THE MOST FREQUENTLY ASKED question in fashion has to be, What's the new black? And sure enough, there's always an answer--one color that keeps popping up on clothes, housewares and paint chips. Ever wonder how they figure it out? Or, for that matter, who they are? It turns out, there is a global network of color analysts and trend forecasters who spend their time determining just what the hot new color will be. They set trends in fashion and also in interior and industrial design.
While black will never exactly be dethroned, a new hue is starting to seep through the design world: aqua. On runways in New York City last month tipping the spring 2005 look, influential designers like Narciso Rodriguez and Michael Kors splashed aqua onto everything from bustiers to fur boleros. Their inspirations, they said, were the surfer scene on Brazil's beaches and the watery blues of the Aegean Sea. They probably also owe something to textile trade shows like Paris' Première Vision, which designers visit to get an early look at the trends in fabric prints and colors. And by the time the fashion flock hit Milan for the shows last week, aqua was everywhere: on woven-suede handbags at Bottega Veneta, on washed-linen Burberry trench coats. Even the floor at the kitschy rockabilly-themed D&G show was painted turquoise.
It's hard to pinpoint exactly who decided that spring is to be a bright-blueish sort of season. But forecasting groups like the Color Association and Pantone Inc. are certainly part of the process. These groups are not so much dictatorial color cartels as networks created to choose a palette that's commercially viable over the next two years, so that firms like Benjamin Moore paint, Ralph Lauren and Ford can be on the same proverbial swatch. The idea is that with a little guidance, a business can avoid getting stuck on the markdown rack with the wrong shade of teal.
Determining the right shade of teal is ultimately not that mysterious a process. "We usually look at fashion first," says Leatrice Eiseman, executive director of the Pantone Color Institute. "But color comes from all sorts of influences. For kids' products we often look at upcoming films. Last year, for example, Finding Nemo and Shrek were very influential." (A boon for turquoise and monster green.) "Color is always out there," says Eiseman. "We just have to determine where it's coming from at any given time."
Sometimes the story behind the hue du jour is about technology.
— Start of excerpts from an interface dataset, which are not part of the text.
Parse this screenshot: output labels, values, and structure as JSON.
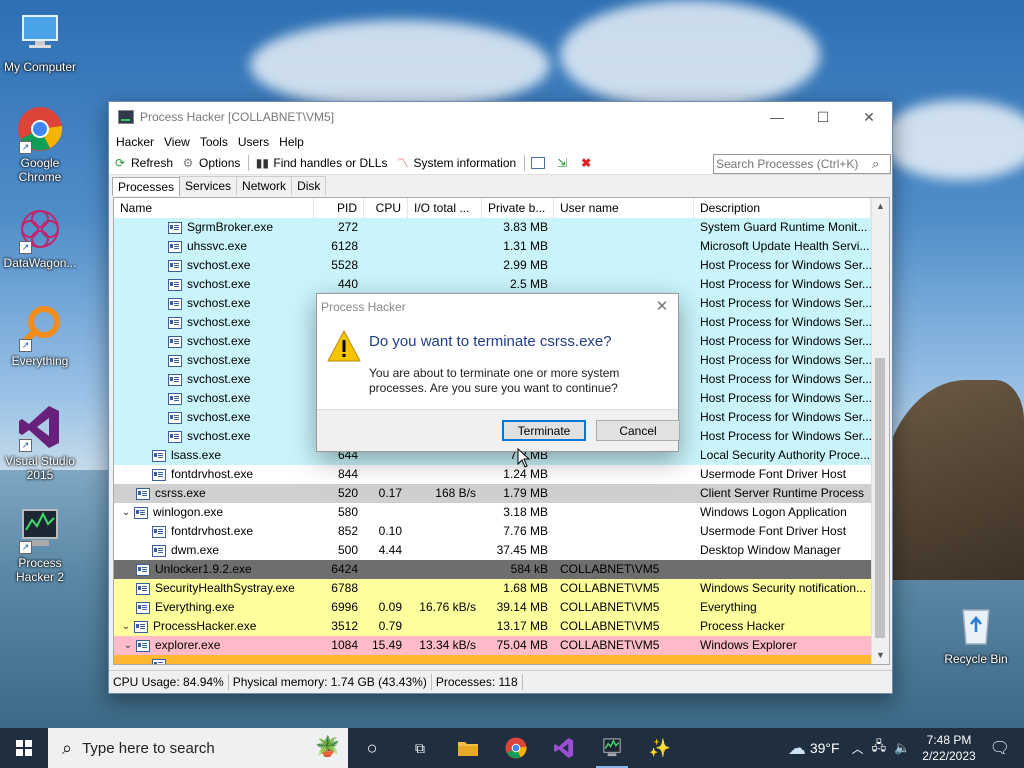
{
  "desktop": {
    "icons": [
      {
        "label": "My Computer",
        "icon": "computer-icon"
      },
      {
        "label": "Google Chrome",
        "icon": "chrome-icon"
      },
      {
        "label": "DataWagon...",
        "icon": "datawagon-icon"
      },
      {
        "label": "Everything",
        "icon": "everything-icon"
      },
      {
        "label": "Visual Studio 2015",
        "icon": "visual-studio-icon"
      },
      {
        "label": "Process Hacker 2",
        "icon": "process-hacker-icon"
      },
      {
        "label": "Recycle Bin",
        "icon": "recycle-bin-icon"
      }
    ]
  },
  "window": {
    "title": "Process Hacker [COLLABNET\\VM5]",
    "menu": [
      "Hacker",
      "View",
      "Tools",
      "Users",
      "Help"
    ],
    "toolbar": {
      "refresh": "Refresh",
      "options": "Options",
      "find_handles": "Find handles or DLLs",
      "system_info": "System information"
    },
    "search_placeholder": "Search Processes (Ctrl+K)",
    "tabs": [
      "Processes",
      "Services",
      "Network",
      "Disk"
    ],
    "columns": [
      "Name",
      "PID",
      "CPU",
      "I/O total ...",
      "Private b...",
      "User name",
      "Description"
    ],
    "rows": [
      {
        "name": "SgrmBroker.exe",
        "pid": "272",
        "cpu": "",
        "io": "",
        "priv": "3.83 MB",
        "user": "",
        "desc": "System Guard Runtime Monit...",
        "color": "cyan",
        "indent": 3
      },
      {
        "name": "uhssvc.exe",
        "pid": "6128",
        "cpu": "",
        "io": "",
        "priv": "1.31 MB",
        "user": "",
        "desc": "Microsoft Update Health Servi...",
        "color": "cyan",
        "indent": 3
      },
      {
        "name": "svchost.exe",
        "pid": "5528",
        "cpu": "",
        "io": "",
        "priv": "2.99 MB",
        "user": "",
        "desc": "Host Process for Windows Ser...",
        "color": "cyan",
        "indent": 3
      },
      {
        "name": "svchost.exe",
        "pid": "440",
        "cpu": "",
        "io": "",
        "priv": "2.5 MB",
        "user": "",
        "desc": "Host Process for Windows Ser...",
        "color": "cyan",
        "indent": 3
      },
      {
        "name": "svchost.exe",
        "pid": "",
        "cpu": "",
        "io": "",
        "priv": "",
        "user": "",
        "desc": "Host Process for Windows Ser...",
        "color": "cyan",
        "indent": 3
      },
      {
        "name": "svchost.exe",
        "pid": "",
        "cpu": "",
        "io": "",
        "priv": "",
        "user": "",
        "desc": "Host Process for Windows Ser...",
        "color": "cyan",
        "indent": 3
      },
      {
        "name": "svchost.exe",
        "pid": "",
        "cpu": "",
        "io": "",
        "priv": "",
        "user": "",
        "desc": "Host Process for Windows Ser...",
        "color": "cyan",
        "indent": 3
      },
      {
        "name": "svchost.exe",
        "pid": "",
        "cpu": "",
        "io": "",
        "priv": "",
        "user": "",
        "desc": "Host Process for Windows Ser...",
        "color": "cyan",
        "indent": 3
      },
      {
        "name": "svchost.exe",
        "pid": "",
        "cpu": "",
        "io": "",
        "priv": "",
        "user": "",
        "desc": "Host Process for Windows Ser...",
        "color": "cyan",
        "indent": 3
      },
      {
        "name": "svchost.exe",
        "pid": "",
        "cpu": "",
        "io": "",
        "priv": "",
        "user": "",
        "desc": "Host Process for Windows Ser...",
        "color": "cyan",
        "indent": 3
      },
      {
        "name": "svchost.exe",
        "pid": "",
        "cpu": "",
        "io": "",
        "priv": "",
        "user": "",
        "desc": "Host Process for Windows Ser...",
        "color": "cyan",
        "indent": 3
      },
      {
        "name": "svchost.exe",
        "pid": "",
        "cpu": "",
        "io": "",
        "priv": "",
        "user": "",
        "desc": "Host Process for Windows Ser...",
        "color": "cyan",
        "indent": 3
      },
      {
        "name": "lsass.exe",
        "pid": "644",
        "cpu": "",
        "io": "",
        "priv": "7.2 MB",
        "user": "",
        "desc": "Local Security Authority Proce...",
        "color": "cyan",
        "indent": 2
      },
      {
        "name": "fontdrvhost.exe",
        "pid": "844",
        "cpu": "",
        "io": "",
        "priv": "1.24 MB",
        "user": "",
        "desc": "Usermode Font Driver Host",
        "color": "white",
        "indent": 2
      },
      {
        "name": "csrss.exe",
        "pid": "520",
        "cpu": "0.17",
        "io": "168 B/s",
        "priv": "1.79 MB",
        "user": "",
        "desc": "Client Server Runtime Process",
        "color": "gray",
        "indent": 1
      },
      {
        "name": "winlogon.exe",
        "pid": "580",
        "cpu": "",
        "io": "",
        "priv": "3.18 MB",
        "user": "",
        "desc": "Windows Logon Application",
        "color": "white",
        "indent": 0,
        "expand": "v"
      },
      {
        "name": "fontdrvhost.exe",
        "pid": "852",
        "cpu": "0.10",
        "io": "",
        "priv": "7.76 MB",
        "user": "",
        "desc": "Usermode Font Driver Host",
        "color": "white",
        "indent": 2
      },
      {
        "name": "dwm.exe",
        "pid": "500",
        "cpu": "4.44",
        "io": "",
        "priv": "37.45 MB",
        "user": "",
        "desc": "Desktop Window Manager",
        "color": "white",
        "indent": 2
      },
      {
        "name": "Unlocker1.9.2.exe",
        "pid": "6424",
        "cpu": "",
        "io": "",
        "priv": "584 kB",
        "user": "COLLABNET\\VM5",
        "desc": "",
        "color": "dark",
        "indent": 1
      },
      {
        "name": "SecurityHealthSystray.exe",
        "pid": "6788",
        "cpu": "",
        "io": "",
        "priv": "1.68 MB",
        "user": "COLLABNET\\VM5",
        "desc": "Windows Security notification...",
        "color": "yellow",
        "indent": 1
      },
      {
        "name": "Everything.exe",
        "pid": "6996",
        "cpu": "0.09",
        "io": "16.76 kB/s",
        "priv": "39.14 MB",
        "user": "COLLABNET\\VM5",
        "desc": "Everything",
        "color": "yellow",
        "indent": 1
      },
      {
        "name": "ProcessHacker.exe",
        "pid": "3512",
        "cpu": "0.79",
        "io": "",
        "priv": "13.17 MB",
        "user": "COLLABNET\\VM5",
        "desc": "Process Hacker",
        "color": "yellow",
        "indent": 0,
        "expand": "v"
      },
      {
        "name": "explorer.exe",
        "pid": "1084",
        "cpu": "15.49",
        "io": "13.34 kB/s",
        "priv": "75.04 MB",
        "user": "COLLABNET\\VM5",
        "desc": "Windows Explorer",
        "color": "pink",
        "indent": 1,
        "expand": "v"
      },
      {
        "name": "",
        "pid": "",
        "cpu": "",
        "io": "",
        "priv": "",
        "user": "",
        "desc": "",
        "color": "orange",
        "indent": 2
      }
    ],
    "status": {
      "cpu": "CPU Usage: 84.94%",
      "memory": "Physical memory: 1.74 GB (43.43%)",
      "processes": "Processes: 118"
    }
  },
  "dialog": {
    "title": "Process Hacker",
    "question": "Do you want to terminate csrss.exe?",
    "message": "You are about to terminate one or more system processes. Are you sure you want to continue?",
    "terminate": "Terminate",
    "cancel": "Cancel"
  },
  "taskbar": {
    "search_placeholder": "Type here to search",
    "weather": "39°F",
    "time": "7:48 PM",
    "date": "2/22/2023"
  }
}
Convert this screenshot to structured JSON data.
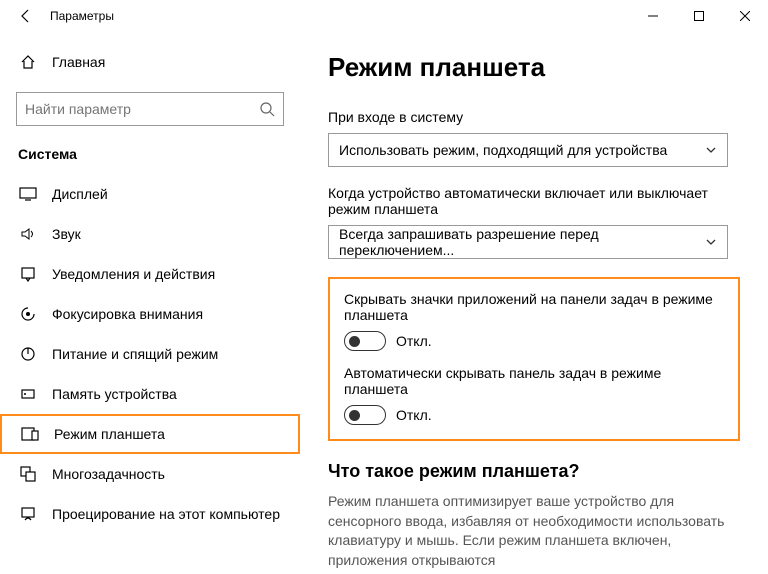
{
  "window": {
    "title": "Параметры"
  },
  "sidebar": {
    "home": "Главная",
    "search_placeholder": "Найти параметр",
    "category": "Система",
    "items": [
      {
        "label": "Дисплей"
      },
      {
        "label": "Звук"
      },
      {
        "label": "Уведомления и действия"
      },
      {
        "label": "Фокусировка внимания"
      },
      {
        "label": "Питание и спящий режим"
      },
      {
        "label": "Память устройства"
      },
      {
        "label": "Режим планшета"
      },
      {
        "label": "Многозадачность"
      },
      {
        "label": "Проецирование на этот компьютер"
      }
    ],
    "selected_index": 6
  },
  "page": {
    "title": "Режим планшета",
    "signin_label": "При входе в систему",
    "signin_value": "Использовать режим, подходящий для устройства",
    "switch_label": "Когда устройство автоматически включает или выключает режим планшета",
    "switch_value": "Всегда запрашивать разрешение перед переключением...",
    "toggle1_label": "Скрывать значки приложений на панели задач в режиме планшета",
    "toggle1_state": "Откл.",
    "toggle2_label": "Автоматически скрывать панель задач в режиме планшета",
    "toggle2_state": "Откл.",
    "about_heading": "Что такое режим планшета?",
    "about_text": "Режим планшета оптимизирует ваше устройство для сенсорного ввода, избавляя от необходимости использовать клавиатуру и мышь. Если режим планшета включен, приложения открываются"
  }
}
In the 1970s, innovations in polyesters brought dullish tones like avocado and puce into fashion. Other times colors catch on by dint of one person's affection. Nancy Reagan almost single-handedly made red the new black. And any forecaster will tell you that one of the boldest moves in color trending came from the 1998 introduction of the Apple iMac, which brought juicy hues like grape and lime into the mainstream. That may also have been the first recent appearance of aqua.
Don't despair if you've only just plunged into the current pool of oranges and pinks. They will be around for a while. "Pink is a classic example of a color that can resonate in many ways," says Margaret Walch, director of the Color Association. "And orange--well, we thought it was a Howard Johnson's color, but we saw it soften over the course of a few seasons." And if all else fails, try black.